The Civil Rights Commission filed a complaint on Linder’s behalf, claiming that Furbee had unlawfully discriminated against Linder. Furbee moved for summary judgment, arguing that Linder had to identify her disability and state what major life activity was impaired before Furbee had an obligation to accommodate Linder’s needs. The trial court agreed that Furbee needed information, but thought that the kind of information Furbee wanted was excessive and unreasonable. Furbee appealed. The Indiana Fair Housing Act makes it unlawful for a landlord to discriminate based on disability. It is based on the federal Fair Housing Act, so the Court looked to federal guidance when interpreting the Indiana Act. And federal courts had recognized that the Act allows people with disabilities to request reasonable accommodations. The question in this case is whether Linder gave enough information to Furbee so that Furbee could “meaningfully review” the request.
This review includes “request[ing] documentation or open[ing] a dialogue.” Generally, housing providers “need only the information necessary to apprise them of the disability and the desire and possible need for an accommodation.” … Certain impairments, including impairments that support a request for an emotional-support animal, may not be observable. In these cases, the housing provider may request information regarding “both the disability and the disability-related need for the animal.”
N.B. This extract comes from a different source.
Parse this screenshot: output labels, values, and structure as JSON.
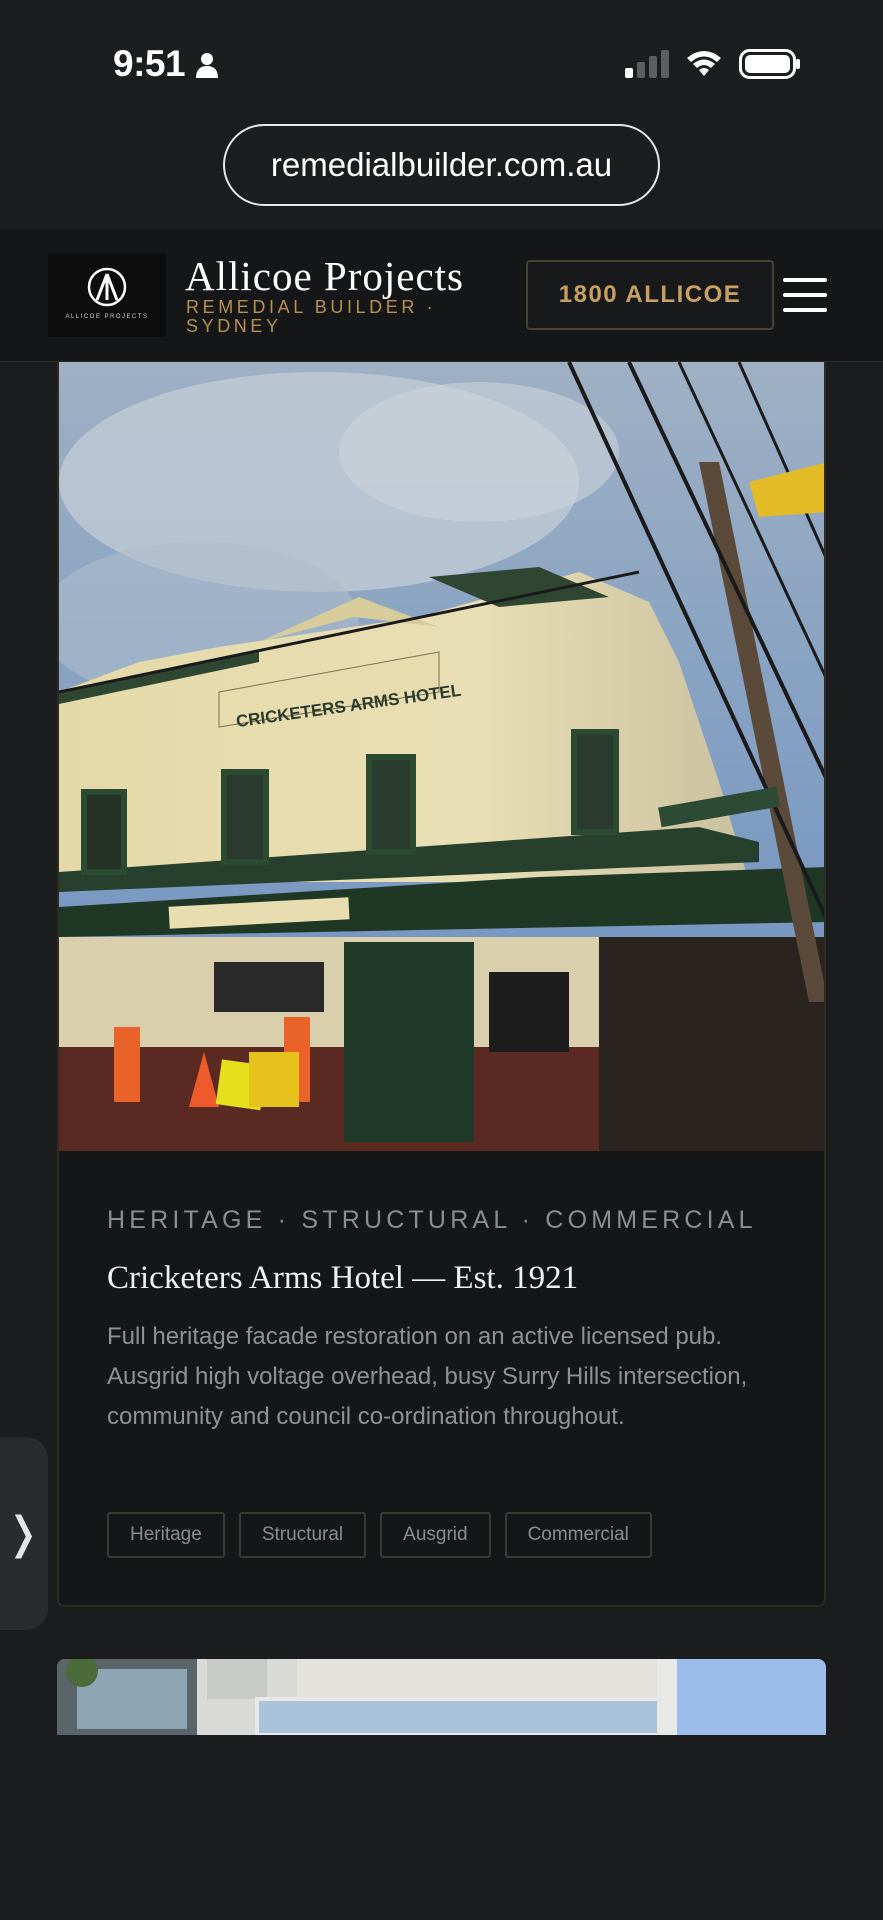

In this case, the letter Linder provided said that Linder “meets the definition of disability,” but it identified no disability. And while the letter said that Linder “has certain limitations regarding coping with symptoms that stem from her disability,” it identified no limitations or symptoms of the “disability.” This justified Furbee’s request for more information.
Linder argued that even if Furbee needed more information, its requests “went far beyond what it was permitted to ask.” But the Court held that the overbreadth of Furbee’s request did not excuse Linder’s failure to give sufficient information to Furbee.
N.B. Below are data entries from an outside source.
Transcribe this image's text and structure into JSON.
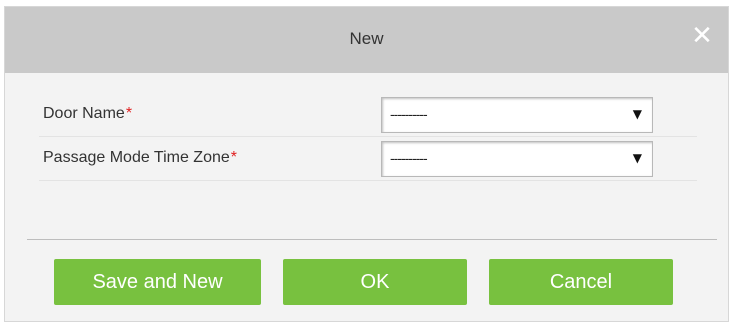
{
  "dialog": {
    "title": "New",
    "close_icon": "close-icon",
    "close_glyph": "✕"
  },
  "form": {
    "fields": [
      {
        "label": "Door Name",
        "required_mark": "*",
        "select_value": "----------",
        "arrow_icon": "dropdown-arrow-icon",
        "arrow_glyph": "▼"
      },
      {
        "label": "Passage Mode Time Zone",
        "required_mark": "*",
        "select_value": "----------",
        "arrow_icon": "dropdown-arrow-icon",
        "arrow_glyph": "▼"
      }
    ]
  },
  "buttons": {
    "save_and_new": "Save and New",
    "ok": "OK",
    "cancel": "Cancel"
  },
  "colors": {
    "titlebar": "#c9c9c9",
    "dialog_background": "#f3f3f3",
    "button_green": "#78c13f",
    "required_red": "#e02020"
  }
}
Even assuming that Landlord’s questions about the number of sessions Tenant had with Snelson and an approximation of how long each session lasted were overbroad, the question about Tenant’s disability was not. Tenant could have told Landlord her disability and chosen not to answer the other two questions. Tenant, however, did nothing. The overbreadth of some of the questions did not absolve Tenant from providing the required information.
Furbee tried communicating with Linder, but Linder failed to respond. Therefore, Furbee’s eviction of Linder because she violated the no pets policy was lawful.
1. Landlords need to make reasonable accommodations to disabled tenants.
2. A tenant who seeks an accommodation from a landlord must give the landlord enough information to meaningfully review the request.
3. An overbroad request for information from a landlord does not excuse a tenant’s failure to give information for a meaningful review of her request for an accommodation.